We hope to inspire others to stand up for themselves in the face of oppression and exploitation. The world can only be better when people are readily outraged when confronted with injustice.
Q: Is it reasonable to re-open schools this year?
A: The reopening of schools should be informed by scientific facts, research has to be conducted to establish the quantum of resources needed for safe schools re-opening.
Treasury and other developmental partners should be consulted to establish the timeframe needed to raise such funds.
The dates for schools reopening will be informed by the timelines set for successful raising of adequate funds.
Schools should only be opened when safety measures have been fully instituted in our schools. The learning calendar is not cast in stone, we can always reconstruct it to suit our contextual realities.
Q: Do you think there are enough teachers for schools re-opening?
A: If schools are going to safely reopen, there is a need to reduce class size to cater for the mandatory social distancing.
Zimbabwe needs an additional 90 000 teachers to complement the current 136 000 teachers. Our schools are heavily understaffed because of the austerity measures adopted by our government.
Q: As rural teachers, the government has introduced radio lessons, do you think this will work?
A: Radio lessons pose a barrier of access for those who don’t have the radios. Secondly the radio lessons are being conducted at national level, which makes the programmes less interactive and less effective.
Education radio channels should be launched at community level. Each district should have its own education radio channel, such channels should be run by practising teachers in a more coordinated fashion.
In the interim we are proposing offline remote learning to enhance access to education for marginalised communities. Under this programme, learning kiosks will be opened in schools.
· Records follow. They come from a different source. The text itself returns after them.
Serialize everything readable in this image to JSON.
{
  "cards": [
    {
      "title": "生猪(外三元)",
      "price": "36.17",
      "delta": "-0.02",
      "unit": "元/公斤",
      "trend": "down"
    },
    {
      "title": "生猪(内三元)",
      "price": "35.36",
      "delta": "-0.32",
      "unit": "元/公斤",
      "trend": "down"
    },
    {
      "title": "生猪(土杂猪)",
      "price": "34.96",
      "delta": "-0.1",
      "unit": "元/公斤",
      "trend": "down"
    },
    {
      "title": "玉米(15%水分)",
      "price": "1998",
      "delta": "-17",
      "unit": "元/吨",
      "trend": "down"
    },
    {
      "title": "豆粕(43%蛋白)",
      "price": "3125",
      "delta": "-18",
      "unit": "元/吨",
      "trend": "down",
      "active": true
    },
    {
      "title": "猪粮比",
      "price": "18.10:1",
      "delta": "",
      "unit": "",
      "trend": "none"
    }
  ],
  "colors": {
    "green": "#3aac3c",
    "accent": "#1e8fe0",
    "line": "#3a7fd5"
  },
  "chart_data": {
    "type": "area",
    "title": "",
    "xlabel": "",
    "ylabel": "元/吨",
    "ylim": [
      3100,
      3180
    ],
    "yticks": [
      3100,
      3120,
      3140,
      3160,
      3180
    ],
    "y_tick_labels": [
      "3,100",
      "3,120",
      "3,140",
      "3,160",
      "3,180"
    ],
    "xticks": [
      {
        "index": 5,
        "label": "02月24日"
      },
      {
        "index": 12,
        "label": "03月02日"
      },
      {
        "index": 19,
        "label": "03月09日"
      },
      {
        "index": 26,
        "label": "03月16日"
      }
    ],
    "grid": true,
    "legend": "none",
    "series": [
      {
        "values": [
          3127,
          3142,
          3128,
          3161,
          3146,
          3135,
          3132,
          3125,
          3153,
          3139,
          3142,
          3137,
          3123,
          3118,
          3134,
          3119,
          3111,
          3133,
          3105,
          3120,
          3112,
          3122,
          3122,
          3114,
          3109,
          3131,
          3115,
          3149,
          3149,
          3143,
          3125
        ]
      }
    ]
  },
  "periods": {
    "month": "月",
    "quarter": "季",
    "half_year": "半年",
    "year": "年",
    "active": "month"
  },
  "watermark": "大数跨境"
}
Teachers prepare tasks for learners and learners will pick tasks in batches in a manner which minimises physical contact. Learners will submit feedback at the same kiosks for evaluation by the teachers. The programme will only be feasible if our teachers are paid a living wage and are highly motivated to conduct such an exercise.
Q: What are some of the problems in the country you think need to be urgently addressed?
A: The government of Zimbabwe should urgently arrest corruption, suspend misguided neoliberal policies, stimulate production, demilitarise State institutions and open democratic space.
In the immediate, workers’ salaries should be paid in a stable currency. The ultimate goal should be to eradicate poverty, the current situation is untenable.
The cancer of corruption has pushed the majority of our people into abject poverty. Our government is now a certified parasitic bourgeoisie; they have no appetite for production, but a big appetite for consumption.
This sick culture of consuming without producing is the key driver of the endemic poverty obtaining in our country.
Our civil service has literally collapsed because of underpayment of civil servants. We encourage the government to urgently pay salaries in a stable currency to restore normalcy in social service delivery.
Our fundamental rights and freedoms provided for by the constitution should be protected by the government.
It is sickening to see Jacob Ngarivhume being imprisoned for calling for a peaceful protest in line with Section 59 of our national Constitution.
It is a shame to see trade unionists being persecuted by the state for simply pushing for labour justice in line with Section 65 of Zimbabwe’s constitution.
State apparatus are sadly being deployed to terrorise citizens through abductions and torture. This must come to an end.
The much-hyped Transitional Stabilisation Programme, which is anchored in neoliberalism, has proven to be a monumental failure.
The programme has precipitated untold suffering among citizens and aided the collapse of our economy. (Finance minister) Mthuli Ncube must be fired from government and a new production-oriented and pro-poor economic blueprint must be adopted.